Building on new research from Claire Callender and Paul Temple, Jim Dickinson sets his sights on higher education’s autonomy and a redrawing of the compact that has enabled a failed market.
When the present English tuition fee regime was being planned, there were plenty of voices from inside universities warning that it would change the nature of the relationship between students and their universities for the worse. Students would, it was feared, become customers rather than partners in an academic enterprise – has this happened? Claire Callender and Paul Temple discuss their new research on the changing student experience.

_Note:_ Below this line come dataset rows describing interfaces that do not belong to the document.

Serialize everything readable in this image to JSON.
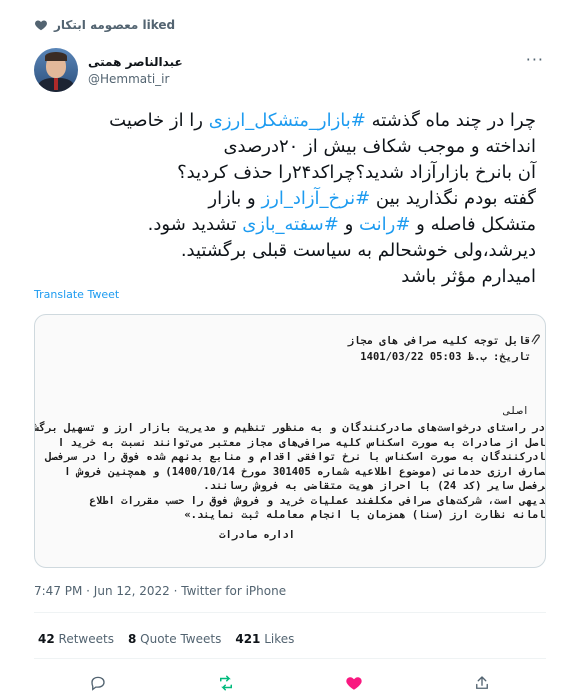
{
  "liked_by": "معصومه ابتکار liked",
  "author": {
    "display_name": "عبدالناصر همتی",
    "handle": "@Hemmati_ir"
  },
  "more_icon": "more-dots-icon",
  "tweet": {
    "lines": [
      [
        "چرا در چند ماه گذشته ",
        {
          "tag": "#بازار_متشکل_ارزی"
        },
        " را از خاصیت"
      ],
      [
        "انداخته و موجب شکاف بیش از ۲۰درصدی"
      ],
      [
        "آن بانرخ بازارآزاد شدید؟چراکد۲۴را حذف کردید؟"
      ],
      [
        "گفته بودم نگذارید بین ",
        {
          "tag": "#نرخ_آزاد_ارز"
        },
        " و بازار"
      ],
      [
        "متشکل فاصله و ",
        {
          "tag": "#رانت"
        },
        " و ",
        {
          "tag": "#سفته_بازی"
        },
        " تشدید شود."
      ],
      [
        "دیرشد،ولی خوشحالم به سیاست قبلی برگشتید."
      ],
      [
        "امیدارم مؤثر باشد"
      ]
    ]
  },
  "translate_label": "Translate Tweet",
  "document": {
    "title": "قابل توجه کلیه صرافی های مجاز",
    "date": "تاریخ: ب.ظ 05:03 1401/03/22",
    "section": "اصلی",
    "body_lines": [
      "«در راستای درخواست‌های صادرکنندگان و به منظور تنظیم و مدیریت بازار ارز و تسهیل برگشت",
      "حاصل از صادرات به صورت اسکناس کلیه صرافی‌های مجاز معتبر می‌توانند نسبت به خرید ا",
      "صادرکنندگان به صورت اسکناس با نرخ توافقی اقدام و منابع بدنهم شده فوق را در سرفصل",
      "مصارف ارزی حدمانی (موضوع اطلاعیه شماره 301405 مورخ 1400/10/14) و همچنین فروش ا",
      "سرفصل سایر (کد 24) با احراز هویت متقاضی به فروش رسانند.",
      "بدیهی است، شرکت‌های صرافی مکلفند عملیات خرید و فروش فوق را حسب مقررات اطلاع",
      "سامانه نظارت ارز (سنا) همزمان با انجام معامله ثبت نمایند.»"
    ],
    "signature": "اداره صادرات"
  },
  "meta": {
    "timestamp": "7:47 PM · Jun 12, 2022 · Twitter for iPhone"
  },
  "stats": {
    "retweets_count": "42",
    "retweets_label": "Retweets",
    "quotes_count": "8",
    "quotes_label": "Quote Tweets",
    "likes_count": "421",
    "likes_label": "Likes"
  },
  "actions": [
    "reply-icon",
    "retweet-icon",
    "like-icon",
    "share-icon"
  ],
  "colors": {
    "accent": "#1d9bf0",
    "like": "#f91880",
    "retweet": "#00ba7c",
    "muted": "#536471"
  }
}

Following a review of universities’ terms and conditions, Which? is calling on the Competition and Markets Authority (CMA) to examine evidence that suggests students are being left open to unfair changes to courses, and that some providers are failing to ensure that their terms are complying with the law.
Students are partners in higher education because of the efforts they put into their own learning and because our students’ unions representation and student-led activity systems make it possible for students to contribute to forging an engaging and dynamic learning environment. Megan Dunn from NUS looks at the new Framework for Partnership and why it matters to the sector.
The Consumer Rights Bill currently working its way around the Houses of Parliament promises to give the sector one of the biggest shake-ups it has had in recent years. Yet with universities remaining oddly quiet about this potentially landmark piece of legislation, quieter still is the debate about what this Bill means for students’ place in the academy and the ongoing ‘consumer’ versus ‘partner’ debates that have raged for years – not least on Wonkhe. With fresh legislation now looming, Jim Dickinson takes a look at its implications and considers the power of the promises that universities make to students.
With the arrival of the Competition and Markets Authority to the higher education sector, debates about consumerism, regulation and the role of students and their institutions have intensified. In this piece, Jim Dickinson looks at power and the balance set between students, academics and institutions. Jim asks if this question of power is being left out of the debate and offers a different way to look at the work of the CMA and the debates around their intervention.